Film reviewers are an illogical bunch, and Lord knows, I’m no exception. After complaining incessantly about film sequels that are nothing more than carbon-copies of the originals, here I get one that tries to do something very different from its predecessor – and of course, I complain about that, too. Ah, well…. A Chinese Ghost Story II is chock-full of good intentions. Interestingly, not only is it stringently critical of corrupt government, it also points the finger at the apathy of the people – an attitude, it is inferred, that has a lot to do with evil forces seizing power in the first place. This argument becomes most apparent once Yim re-enters the proceedings.

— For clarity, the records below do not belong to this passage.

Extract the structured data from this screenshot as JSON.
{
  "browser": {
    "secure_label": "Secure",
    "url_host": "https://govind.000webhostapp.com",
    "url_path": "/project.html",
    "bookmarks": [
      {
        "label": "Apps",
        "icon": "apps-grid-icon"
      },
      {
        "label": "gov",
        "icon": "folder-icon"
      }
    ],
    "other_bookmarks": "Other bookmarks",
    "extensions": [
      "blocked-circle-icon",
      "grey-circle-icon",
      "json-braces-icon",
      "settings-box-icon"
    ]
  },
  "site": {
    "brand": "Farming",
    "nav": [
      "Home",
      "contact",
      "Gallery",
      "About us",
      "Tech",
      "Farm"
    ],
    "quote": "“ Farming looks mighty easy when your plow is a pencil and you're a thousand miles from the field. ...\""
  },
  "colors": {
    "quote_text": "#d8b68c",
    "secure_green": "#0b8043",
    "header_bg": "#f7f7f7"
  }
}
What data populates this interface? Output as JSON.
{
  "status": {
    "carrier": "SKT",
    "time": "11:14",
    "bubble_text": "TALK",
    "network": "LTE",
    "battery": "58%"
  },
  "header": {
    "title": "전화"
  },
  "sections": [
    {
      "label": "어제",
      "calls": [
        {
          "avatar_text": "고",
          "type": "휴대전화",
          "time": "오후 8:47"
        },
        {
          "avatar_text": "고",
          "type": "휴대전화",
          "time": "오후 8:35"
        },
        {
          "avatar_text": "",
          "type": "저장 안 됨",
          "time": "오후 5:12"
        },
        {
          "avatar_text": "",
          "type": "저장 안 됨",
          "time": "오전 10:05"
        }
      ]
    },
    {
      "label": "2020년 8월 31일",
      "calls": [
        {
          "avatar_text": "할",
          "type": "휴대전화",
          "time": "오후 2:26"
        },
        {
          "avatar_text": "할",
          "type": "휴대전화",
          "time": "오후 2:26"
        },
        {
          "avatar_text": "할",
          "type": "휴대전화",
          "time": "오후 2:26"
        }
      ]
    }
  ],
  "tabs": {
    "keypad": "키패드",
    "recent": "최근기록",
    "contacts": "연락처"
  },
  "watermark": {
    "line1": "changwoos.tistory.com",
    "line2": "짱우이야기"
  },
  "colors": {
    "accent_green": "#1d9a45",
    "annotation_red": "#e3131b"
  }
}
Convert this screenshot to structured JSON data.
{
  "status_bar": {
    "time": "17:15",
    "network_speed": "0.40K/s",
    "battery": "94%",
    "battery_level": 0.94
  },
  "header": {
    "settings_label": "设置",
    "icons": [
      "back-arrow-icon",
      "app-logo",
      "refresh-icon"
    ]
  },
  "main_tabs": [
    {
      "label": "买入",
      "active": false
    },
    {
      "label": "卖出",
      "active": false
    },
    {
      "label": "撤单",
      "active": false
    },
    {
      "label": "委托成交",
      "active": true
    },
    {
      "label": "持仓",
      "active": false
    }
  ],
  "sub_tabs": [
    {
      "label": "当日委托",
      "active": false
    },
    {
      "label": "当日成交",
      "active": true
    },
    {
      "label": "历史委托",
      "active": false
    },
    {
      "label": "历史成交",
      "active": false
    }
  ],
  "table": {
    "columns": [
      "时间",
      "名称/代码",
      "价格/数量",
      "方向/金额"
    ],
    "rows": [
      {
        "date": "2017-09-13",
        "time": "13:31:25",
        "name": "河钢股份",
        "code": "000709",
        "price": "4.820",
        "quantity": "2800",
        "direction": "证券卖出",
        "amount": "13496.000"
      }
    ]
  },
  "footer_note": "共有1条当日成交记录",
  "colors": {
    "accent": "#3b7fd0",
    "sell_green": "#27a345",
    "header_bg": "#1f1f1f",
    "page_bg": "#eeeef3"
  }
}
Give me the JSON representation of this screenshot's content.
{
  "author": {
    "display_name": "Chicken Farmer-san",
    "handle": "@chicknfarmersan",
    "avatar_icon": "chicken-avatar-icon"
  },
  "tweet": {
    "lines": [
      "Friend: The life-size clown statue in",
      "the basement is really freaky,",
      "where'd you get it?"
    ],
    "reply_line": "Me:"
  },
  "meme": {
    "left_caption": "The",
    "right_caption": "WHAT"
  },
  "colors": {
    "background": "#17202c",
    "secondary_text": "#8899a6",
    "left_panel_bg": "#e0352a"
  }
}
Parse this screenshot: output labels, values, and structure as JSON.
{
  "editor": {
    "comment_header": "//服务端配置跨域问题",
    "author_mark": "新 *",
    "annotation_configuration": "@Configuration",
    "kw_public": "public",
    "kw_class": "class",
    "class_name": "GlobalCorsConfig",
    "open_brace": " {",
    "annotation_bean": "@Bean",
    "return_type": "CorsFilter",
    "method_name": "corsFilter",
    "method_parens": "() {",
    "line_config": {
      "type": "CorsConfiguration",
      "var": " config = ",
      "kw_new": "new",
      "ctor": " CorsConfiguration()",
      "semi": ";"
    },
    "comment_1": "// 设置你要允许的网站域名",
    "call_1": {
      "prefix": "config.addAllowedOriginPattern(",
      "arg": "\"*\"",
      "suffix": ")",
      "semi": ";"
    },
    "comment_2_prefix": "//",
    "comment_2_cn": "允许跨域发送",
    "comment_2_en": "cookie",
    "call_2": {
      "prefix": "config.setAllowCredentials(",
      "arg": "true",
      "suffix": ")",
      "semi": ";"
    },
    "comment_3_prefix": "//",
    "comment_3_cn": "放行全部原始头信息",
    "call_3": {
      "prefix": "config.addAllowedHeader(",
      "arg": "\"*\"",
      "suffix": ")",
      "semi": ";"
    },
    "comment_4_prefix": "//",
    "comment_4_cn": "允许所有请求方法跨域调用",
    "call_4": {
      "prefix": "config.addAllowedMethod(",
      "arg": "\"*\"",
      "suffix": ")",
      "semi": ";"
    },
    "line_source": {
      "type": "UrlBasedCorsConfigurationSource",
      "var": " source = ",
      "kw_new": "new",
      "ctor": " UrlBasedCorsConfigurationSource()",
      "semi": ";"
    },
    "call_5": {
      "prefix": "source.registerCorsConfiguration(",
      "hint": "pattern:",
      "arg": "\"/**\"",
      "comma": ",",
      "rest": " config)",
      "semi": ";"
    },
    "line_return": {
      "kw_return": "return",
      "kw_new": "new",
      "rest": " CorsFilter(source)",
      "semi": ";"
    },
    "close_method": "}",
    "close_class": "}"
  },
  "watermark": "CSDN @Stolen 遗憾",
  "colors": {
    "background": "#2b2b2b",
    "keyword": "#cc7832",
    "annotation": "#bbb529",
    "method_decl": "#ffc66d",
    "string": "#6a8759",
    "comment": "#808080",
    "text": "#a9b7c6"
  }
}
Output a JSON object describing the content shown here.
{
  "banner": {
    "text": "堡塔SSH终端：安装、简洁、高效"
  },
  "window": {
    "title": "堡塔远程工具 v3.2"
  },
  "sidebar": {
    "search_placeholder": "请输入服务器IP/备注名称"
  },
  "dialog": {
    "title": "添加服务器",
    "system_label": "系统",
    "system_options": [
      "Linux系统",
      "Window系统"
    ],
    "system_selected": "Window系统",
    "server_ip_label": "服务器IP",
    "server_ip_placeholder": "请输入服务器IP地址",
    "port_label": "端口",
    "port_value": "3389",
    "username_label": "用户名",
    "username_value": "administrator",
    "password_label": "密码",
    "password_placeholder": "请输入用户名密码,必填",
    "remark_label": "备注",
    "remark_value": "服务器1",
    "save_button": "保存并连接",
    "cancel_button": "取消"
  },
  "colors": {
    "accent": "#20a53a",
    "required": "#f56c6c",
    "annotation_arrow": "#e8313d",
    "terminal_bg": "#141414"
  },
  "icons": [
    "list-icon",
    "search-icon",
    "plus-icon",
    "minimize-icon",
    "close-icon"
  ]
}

He, like Chi-chau, isn’t interested in "teaming up": he’ll fight, but only on his own terms. That such individualistic behaviour cannot succeed in times of crisis, that good people must not only be willing to take action, but to band together, is made abundantly clear over the final third of the film, where most individualistic actions end in disaster. Still, well-meaning as it is, this film simply never has the impact of the original. This is not only true in visual terms, but on the level of character: the story tends to jump around too much, never really deciding who it is truly about. This is perhaps best illustrated by the sidelining of the original story’s two stars. Joey Wong makes considerably less of an impression here, as much through her character’s inconsistencies as through her corporeality; while Leslie Cheung’s Choi-sun is also a much more peripheral character than in the original. It is the story’s three warriors, spiritual and physical, to whom the film belongs. Jackie Cheung can often be an annoying actor, but he’s good as Chi-chau, a role which allows him to be both funny and heroic. Wu Ma is Wu Ma – enough said? As indicated, Yim’s presence isn’t really necessary to the story, but it’s so good to have him back that it hardly matters. The film’s acting honours, however, go to Waise Lee Chi-Hung as the General. It is this upright man’s inner conflict, and his horrified discovery that his attempts to act with honour have led to nothing but injustice and misery, that give the film its deepest meaning. For the rest of it, A Chinese Ghost Story II shares many of the original’s virtues: cinematography, production design and special effects are all wonderfully memorable. It may be both less moving and less frightening than the first film – and more comedic – but this is still a hugely entertaining film, and another reminder of just how much fun Hong Kong cinema at its best can be.